The numbers behind recounts.
In case anyone was wondering what the likelihood is that recounts will matter in the ongoing saga of 2020, let’s ask Karl Rove (via the WSJ: This Election Result Won’t Be Overturned) about the history:
Mr. Trump is now pursuing legal challenges in Pennsylvania, Wisconsin, Michigan, Arizona and Nevada, and there will be an automatic recount in Georgia, given Mr. Biden’s 0.29-point lead there. Senate Majority Leader Mitch McConnell is correct that Mr. Trump is “100% within his rights” to go to court over concerns about fraud and transparency. But the president’s efforts are unlikely to move a single state from Mr. Biden’s column, and certainly they’re not enough to change the final outcome.
There are only three statewide contests in the past half-century in which recounts changed the outcome: the 1974 New Hampshire Senate race, the 2004 Washington governor’s contest, and the 2008 Minnesota Senate election. The candidates in these races were separated, respectively, by 355, 261 and 215 votes after Election Day.
These margins aren’t much like today’s. Mr. Biden led Wednesday in Wisconsin by 20,540 votes, Pennsylvania by 49,064, Michigan by 146,123, Arizona by 12,614, Nevada by 36,870 and Georgia by 14,108.
Add to that Harry Enten at CNN: Joe Biden’s win grows more decisive each day as votes are counted
the chance of a recount overturning the results in 2020 is basically nothing. Fairvote has looked at statewide recounts since 2000. The average shift in votes has been a mere 430 votes and 0.02 points. The largest shift in votes was a little less than 2,600 and 0.11 points.
All of Biden’s advantages are considerably larger than that right now. In other words, Trump would need multiple recounts to see movement in votes than simply hasn’t happened in the last 20 years.
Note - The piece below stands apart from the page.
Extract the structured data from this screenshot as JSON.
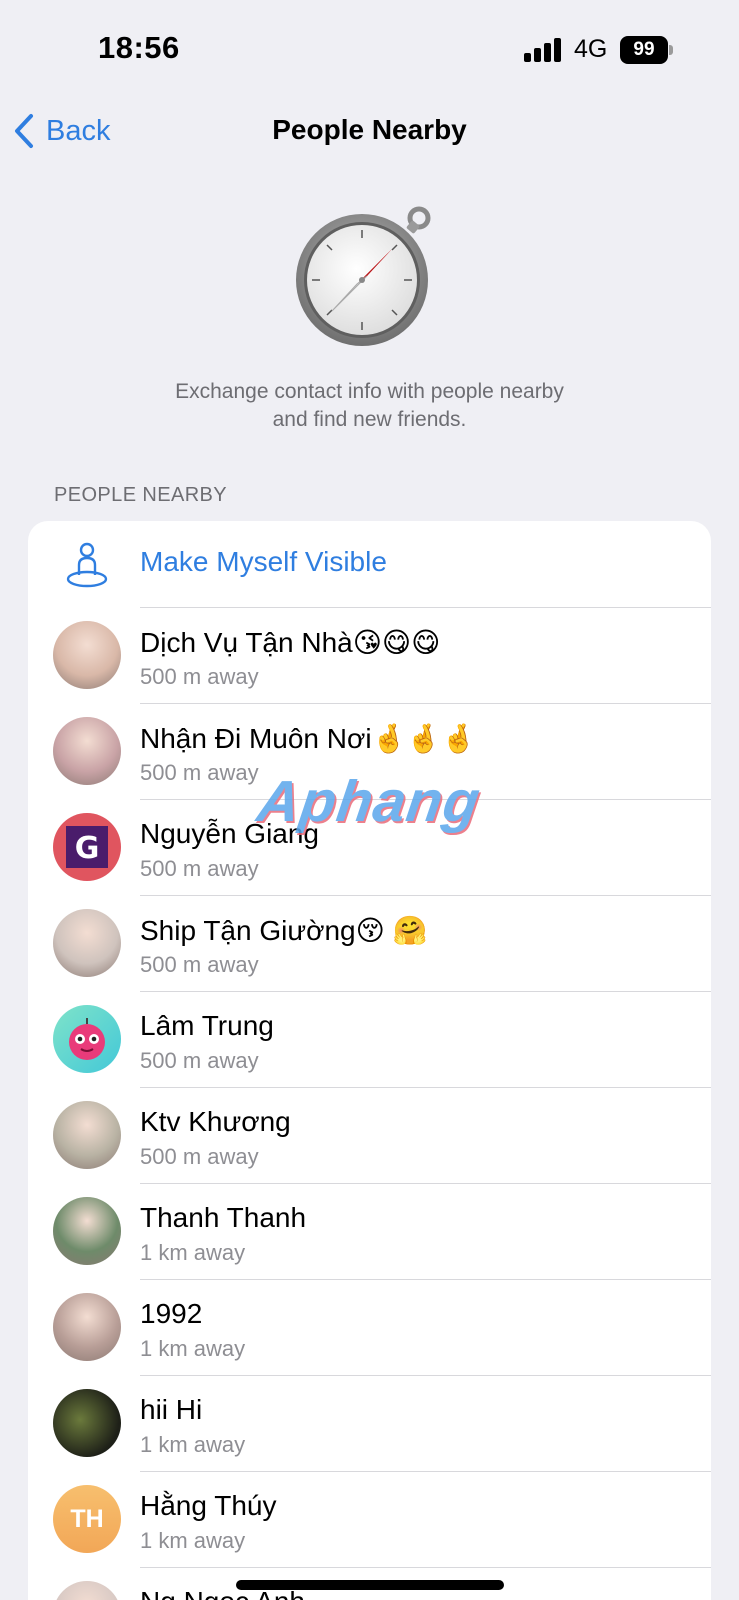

Perhaps, although I will not hold my breath, any recounts will help ease the doubts of some voters. But they aren’t going to change the outcome.